Somewhere in the midst of this housing crisis, a sympathetic City of Springfield employee pitched Mrs. Milford’s plight to Bobbie Hahn, founder of the Loving God Outloud ministry. Hahn, a former mobile home dealer, normally matches up needy families with unused house trailers. But she wanted Mrs. Milford to have more than a double-wide; she wanted to restore Mrs. Milford’s own home. Having never tried to renovate a “stick-built” home, Hahn recruited Nick Stojakovich, of Hope Evangelical Church, to help with the project.
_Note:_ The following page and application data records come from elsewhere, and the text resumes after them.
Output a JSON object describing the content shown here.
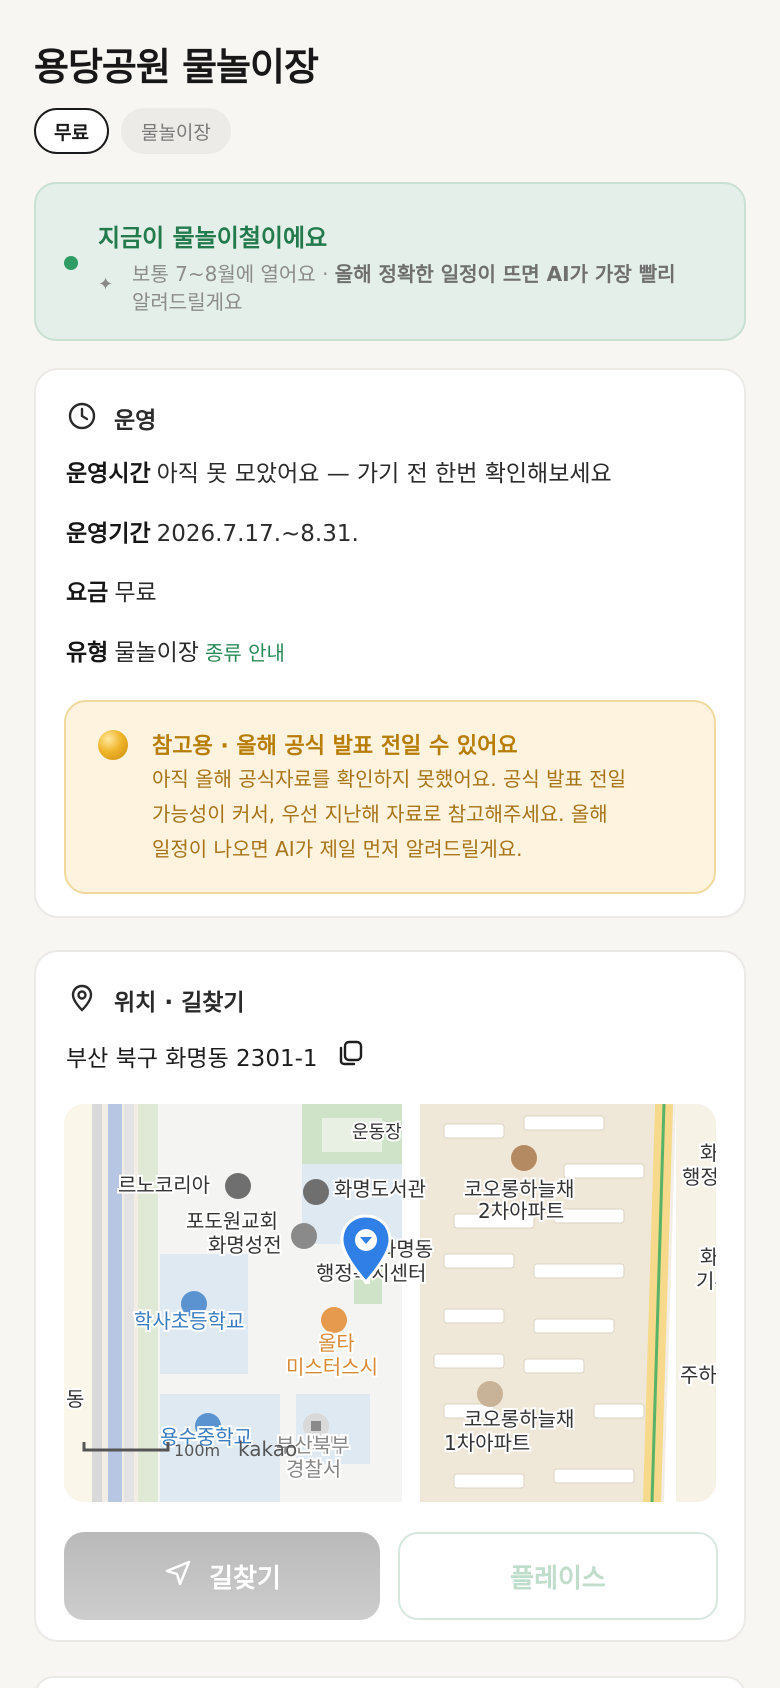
{
  "header": {
    "title": "용당공원 물놀이장"
  },
  "chips": [
    {
      "label": "무료",
      "active": true
    },
    {
      "label": "물놀이장",
      "active": false
    }
  ],
  "season_banner": {
    "headline": "지금이 물놀이철이에요",
    "desc_plain": "보통 7~8월에 열어요 · ",
    "desc_bold": "올해 정확한 일정이 뜨면 AI가 가장 빨리",
    "desc_tail": "알려드릴게요",
    "accent": "#2e9c64"
  },
  "operation": {
    "section_label": "운영",
    "icon": "clock-icon",
    "rows": [
      {
        "key": "운영시간",
        "value": "아직 못 모았어요 — 가기 전 한번 확인해보세요"
      },
      {
        "key": "운영기간",
        "value": "2026.7.17.~8.31."
      },
      {
        "key": "요금",
        "value": "무료"
      },
      {
        "key": "유형",
        "value": "물놀이장",
        "link": "종류 안내"
      }
    ],
    "notice": {
      "headline": "참고용 · 올해 공식 발표 전일 수 있어요",
      "line1": "아직 올해 공식자료를 확인하지 못했어요. 공식 발표 전일",
      "line2": "가능성이 커서, 우선 지난해 자료로 참고해주세요. 올해",
      "line3": "일정이 나오면 AI가 제일 먼저 알려드릴게요."
    }
  },
  "location": {
    "section_label": "위치 · 길찾기",
    "icon": "location-pin-icon",
    "address": "부산 북구 화명동 2301-1",
    "copy_icon": "copy-icon",
    "map": {
      "labels": {
        "playground": "운동장",
        "renault": "르노코리아",
        "library": "화명도서관",
        "church1": "포도원교회",
        "church2": "화명성전",
        "kolon2_a": "코오롱하늘채",
        "kolon2_b": "2차아파트",
        "office_a": "화명동",
        "office_b": "행정복지센터",
        "hak_school": "학사초등학교",
        "restaurant_a": "올타",
        "restaurant_b": "미스터스시",
        "yong_school": "용수중학교",
        "police_a": "북부",
        "police_b": "부산북부",
        "police_c": "경찰서",
        "kolon1_a": "코오롱하늘채",
        "kolon1_b": "1차아파트",
        "right_a": "화",
        "right_b": "행정",
        "right_c": "화",
        "right_d": "기부",
        "right_e": "주하",
        "left_edge": "동",
        "scale": "100m",
        "brand": "kakao"
      }
    },
    "buttons": {
      "route": "길찾기",
      "place": "플레이스"
    }
  }
}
Together, they recruited a small army of volunteers who have worked on Mrs. Milford’s house for almost two years.
They repaired the foundation, put on a new roof, and replaced virtually everything in between — wiring, plumbing, sheetrock and siding, the windows, the furnace, the stairs. They added a laundry room, and a second bathroom, in the upstairs hallway that had served as a makeshift bedroom for one of the teenagers. They got bunk beds for the kids and fresh sod for the front yard, so there’s no more poisonous lead.
If I named even the major donors who contributed to the project, the list would
consume this entire page. Negwar donated the walls, Allied Plumbing gave the
furnace, Henry’s Appliances donated a washer and dryer — the list goes on and on. The man who became the mortar that bound all the
contributions of labor and materials together was Stojakovich — who, despite his church affiliation, refers to himself as “just a heathen with a heart.”
Last week, he took Mrs. Milford on a tour of her renovated home. “It’s just actually a miracle,” she says.
If you’re thinking this is the part about karma, you’re partially right: Mrs. Milford received a miracle because she deserved one. But hers isn’t the only family benefiting from the miraculous restoration of this home.
Last August, Stojakovich’s 25-year-old son Matthew died in an automobile accident in Pittsburgh, just weeks after helping his dad build Mrs. Milford’s new back porch. With pain so fresh it’s almost unbearable, Stojakovich has found comfort and joy in completing Mrs. Milford’s home.
“The best way to deal with grief is to reach out and help somebody else. It keeps me going,” Stojakovich says.
Contact Dusty Rhodes at firstname.lastname@example.org.